The investigation by the Sacramento field office of the FBI and other agencies worldwide found that Cazes began the site in July 2014 on the dark web, which allows users to purchase virtually any sort of illegal drug, weapon or other items without their identities being detected.
The indictment says the Alpha Bay website had members and associates worldwide, including in Fresno and Merced and that it distributed marijuana, heroin, cocaine, fentanyl and other drugs, as well as stolen and counterfeit goods and computer hacking devices.
The operation was so sophisticated it employed “scam watchers” who monitored the site and a public relations manager “for outreach to the website’s users,” the indictment states.
The violations cited by federal officials include the purchase by an undercover agent of marijuana on Dec. 31, 2015, that was mailed from Merced to Buffalo, and a May 20, 2016, purchase of heroin that was mailed from Brooklyn, N.Y., to Fresno.
Another undercover purchase last October involved shipments of heroin and fentanyl from San Francisco to Fresno, the indictment states.
“As of June 2017, there were approximately 369,000 listings for sale of various illicit goods on the Alpha Bay website, including such hosted categories as “fraud,” “drugs and chemicals,” “counterfeit items,” “weapons,” and “software and malware,” court documents state.

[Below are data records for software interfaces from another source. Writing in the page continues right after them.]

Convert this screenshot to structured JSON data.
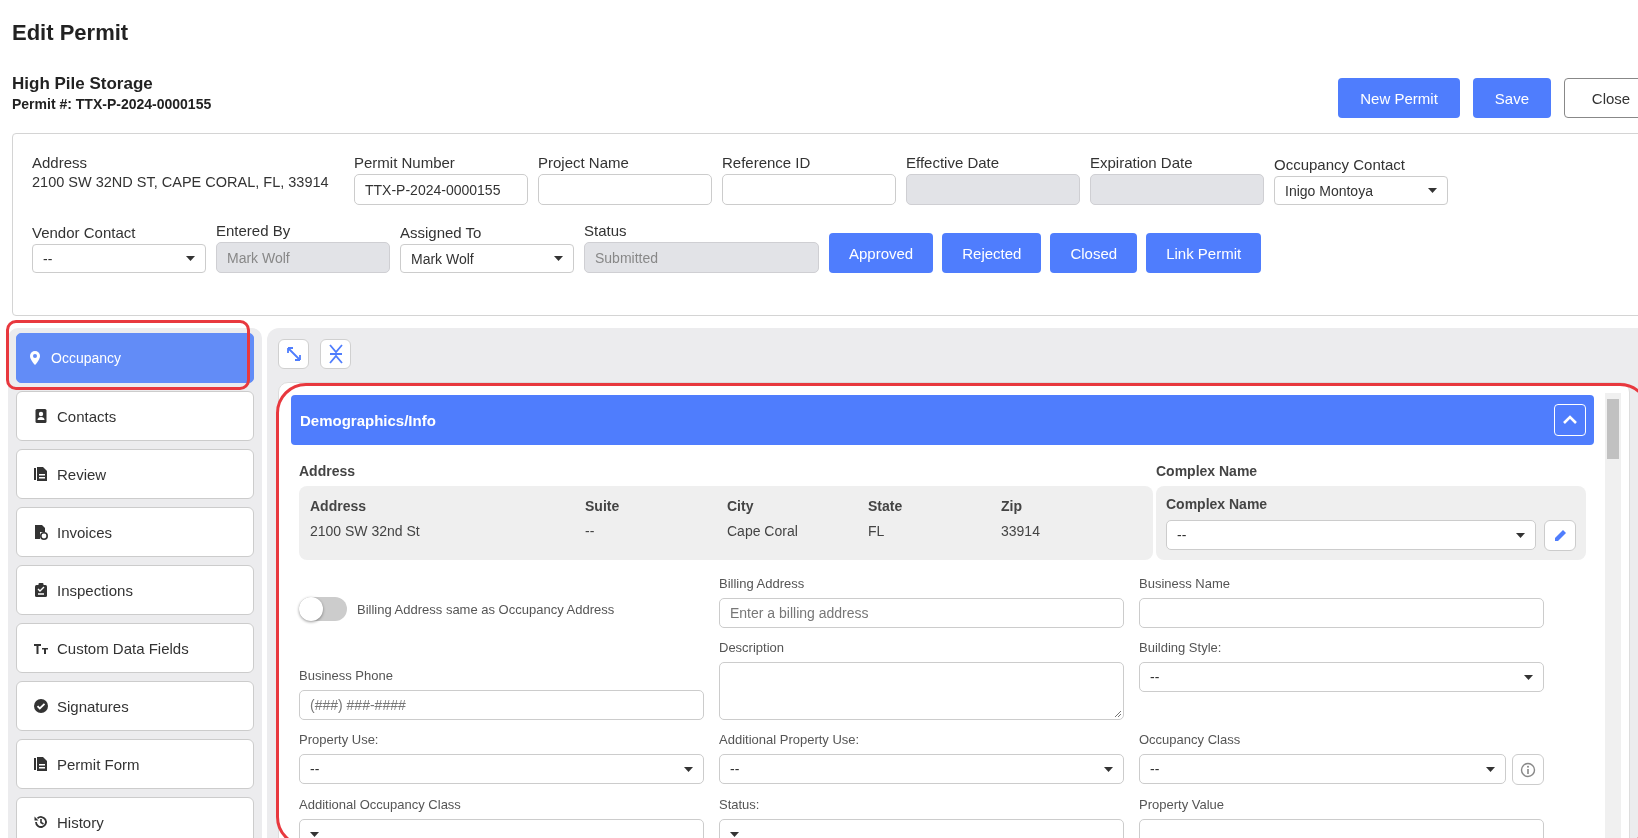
{
  "page_title": "Edit Permit",
  "permit": {
    "type": "High Pile Storage",
    "number": "Permit #: TTX-P-2024-0000155"
  },
  "actions": [
    {
      "label": "New Permit",
      "kind": "primary"
    },
    {
      "label": "Save",
      "kind": "primary"
    },
    {
      "label": "Close",
      "kind": "secondary"
    }
  ],
  "header_rows": [
    [
      {
        "label": "Address",
        "kind": "text",
        "value": "2100 SW 32ND ST, CAPE CORAL, FL, 33914"
      },
      {
        "label": "Permit Number",
        "kind": "input",
        "value": "TTX-P-2024-0000155",
        "disabled": false
      },
      {
        "label": "Project Name",
        "kind": "input",
        "disabled": false
      },
      {
        "label": "Reference ID",
        "kind": "input",
        "disabled": false
      },
      {
        "label": "Effective Date",
        "kind": "input",
        "disabled": true
      },
      {
        "label": "Expiration Date",
        "kind": "input",
        "disabled": true
      },
      {
        "label": "Occupancy Contact",
        "kind": "select",
        "value": "Inigo Montoya"
      }
    ],
    [
      {
        "label": "Vendor Contact",
        "kind": "select",
        "value": "--"
      },
      {
        "label": "Entered By",
        "kind": "input",
        "value": "Mark Wolf",
        "disabled": true
      },
      {
        "label": "Assigned To",
        "kind": "select",
        "value": "Mark Wolf"
      },
      {
        "label": "Status",
        "kind": "input",
        "value": "Submitted",
        "disabled": true
      }
    ]
  ],
  "status_buttons": [
    "Approved",
    "Rejected",
    "Closed",
    "Link Permit"
  ],
  "toolbar": [
    {
      "kind": "expand"
    },
    {
      "kind": "collapse"
    }
  ],
  "sidebar": [
    {
      "label": "Occupancy",
      "selected": true
    },
    {
      "label": "Contacts",
      "selected": false
    },
    {
      "label": "Review",
      "selected": false
    },
    {
      "label": "Invoices",
      "selected": false
    },
    {
      "label": "Inspections",
      "selected": false
    },
    {
      "label": "Custom Data Fields",
      "selected": false
    },
    {
      "label": "Signatures",
      "selected": false
    },
    {
      "label": "Permit Form",
      "selected": false
    },
    {
      "label": "History",
      "selected": false
    }
  ],
  "section": {
    "title": "Demographics/Info",
    "expanded": true,
    "address": {
      "heading": "Address",
      "columns": [
        "Address",
        "Suite",
        "City",
        "State",
        "Zip"
      ],
      "values": [
        "2100 SW 32nd St",
        "--",
        "Cape Coral",
        "FL",
        "33914"
      ]
    },
    "complex": {
      "heading": "Complex Name",
      "label": "Complex Name",
      "value": "--"
    },
    "fields": [
      {
        "kind": "toggle",
        "label": "Billing Address same as Occupancy Address",
        "on": false
      },
      {
        "kind": "input",
        "label": "Billing Address",
        "placeholder": "Enter a billing address"
      },
      {
        "kind": "input",
        "label": "Business Name"
      },
      {
        "kind": "input",
        "label": "Business Phone",
        "placeholder": "(###) ###-####"
      },
      {
        "kind": "textarea",
        "label": "Description"
      },
      {
        "kind": "select",
        "label": "Building Style:",
        "value": "--"
      },
      {
        "kind": "select",
        "label": "Property Use:",
        "value": "--"
      },
      {
        "kind": "select",
        "label": "Additional Property Use:",
        "value": "--"
      },
      {
        "kind": "select",
        "label": "Occupancy Class",
        "value": "--",
        "info": true
      },
      {
        "kind": "select",
        "label": "Additional Occupancy Class"
      },
      {
        "kind": "select",
        "label": "Status:"
      },
      {
        "kind": "input",
        "label": "Property Value"
      }
    ]
  }
}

Even with Cazes’ death, federal officials have filed forfeiture documents seeking to seize millions of dollars in property worldwide, including homes, cash and vehicles such as a 2013 Lamborghini and a Porsche Panamera, most of it believed to be in Thailand.